● **Problem**
Show every line in the entries below where the word "WINDOWTITLE" appears.

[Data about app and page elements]
Start of Block

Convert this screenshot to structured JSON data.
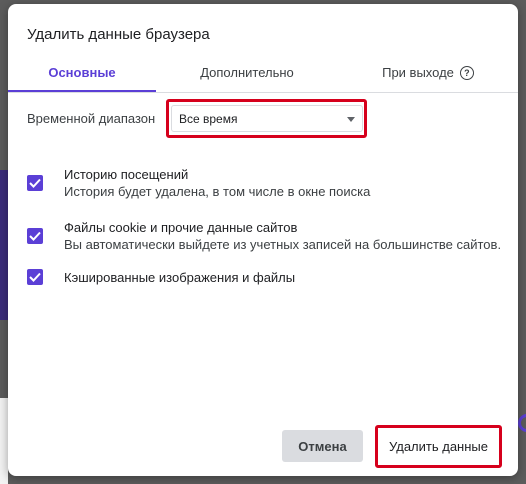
{
  "dialog": {
    "title": "Удалить данные браузера"
  },
  "tabs": [
    {
      "label": "Основные",
      "active": true
    },
    {
      "label": "Дополнительно",
      "active": false
    },
    {
      "label": "При выходе",
      "active": false,
      "icon": "help-icon",
      "icon_glyph": "?"
    }
  ],
  "time_range": {
    "label": "Временной диапазон",
    "selected": "Все время"
  },
  "options": [
    {
      "title": "Историю посещений",
      "description": "История будет удалена, в том числе в окне поиска",
      "checked": true
    },
    {
      "title": "Файлы cookie и прочие данные сайтов",
      "description": "Вы автоматически выйдете из учетных записей на большинстве сайтов.",
      "checked": true
    },
    {
      "title": "Кэшированные изображения и файлы",
      "description": "",
      "checked": true
    }
  ],
  "buttons": {
    "cancel": "Отмена",
    "delete": "Удалить данные"
  },
  "colors": {
    "accent": "#5b3fd6",
    "highlight": "#d6001c"
  }
}
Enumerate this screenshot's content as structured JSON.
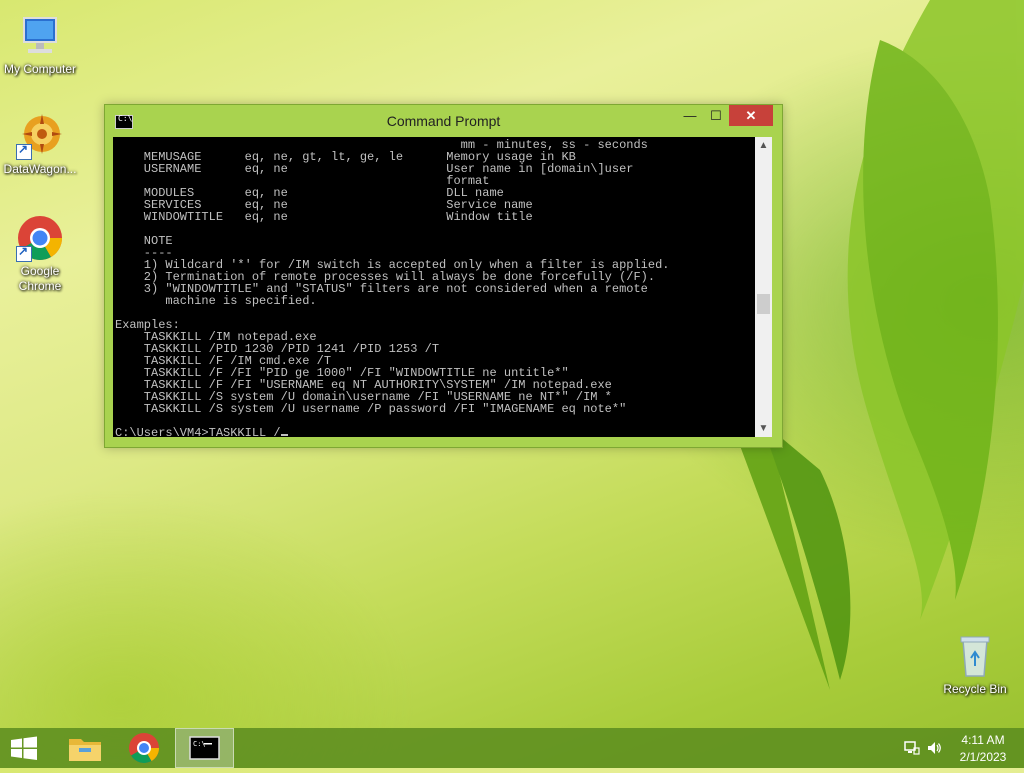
{
  "desktop": {
    "icons": [
      {
        "label": "My Computer"
      },
      {
        "label": "DataWagon..."
      },
      {
        "label": "Google Chrome"
      },
      {
        "label": "Recycle Bin"
      }
    ]
  },
  "window": {
    "title": "Command Prompt",
    "buttons": {
      "minimize": "—",
      "maximize": "☐",
      "close": "✕"
    },
    "console_lines": [
      "                                                mm - minutes, ss - seconds",
      "    MEMUSAGE      eq, ne, gt, lt, ge, le      Memory usage in KB",
      "    USERNAME      eq, ne                      User name in [domain\\]user",
      "                                              format",
      "    MODULES       eq, ne                      DLL name",
      "    SERVICES      eq, ne                      Service name",
      "    WINDOWTITLE   eq, ne                      Window title",
      "",
      "    NOTE",
      "    ----",
      "    1) Wildcard '*' for /IM switch is accepted only when a filter is applied.",
      "    2) Termination of remote processes will always be done forcefully (/F).",
      "    3) \"WINDOWTITLE\" and \"STATUS\" filters are not considered when a remote",
      "       machine is specified.",
      "",
      "Examples:",
      "    TASKKILL /IM notepad.exe",
      "    TASKKILL /PID 1230 /PID 1241 /PID 1253 /T",
      "    TASKKILL /F /IM cmd.exe /T",
      "    TASKKILL /F /FI \"PID ge 1000\" /FI \"WINDOWTITLE ne untitle*\"",
      "    TASKKILL /F /FI \"USERNAME eq NT AUTHORITY\\SYSTEM\" /IM notepad.exe",
      "    TASKKILL /S system /U domain\\username /FI \"USERNAME ne NT*\" /IM *",
      "    TASKKILL /S system /U username /P password /FI \"IMAGENAME eq note*\"",
      ""
    ],
    "prompt": "C:\\Users\\VM4>TASKKILL /"
  },
  "taskbar": {
    "items": [
      {
        "icon": "windows-start-icon"
      },
      {
        "icon": "file-explorer-icon"
      },
      {
        "icon": "chrome-icon"
      },
      {
        "icon": "command-prompt-icon",
        "active": true
      }
    ],
    "clock": {
      "time": "4:11 AM",
      "date": "2/1/2023"
    }
  },
  "colors": {
    "titlebar": "#a9d34f",
    "close": "#c7413a",
    "console_bg": "#000000",
    "console_fg": "#c0c0c0"
  }
}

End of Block

● **Exercise result**
      "    WINDOWTITLE   eq, ne                      Window title",
      "    3) \"WINDOWTITLE\" and \"STATUS\" filters are not considered when a remote",
      "    TASKKILL /F /FI \"PID ge 1000\" /FI \"WINDOWTITLE ne untitle*\"",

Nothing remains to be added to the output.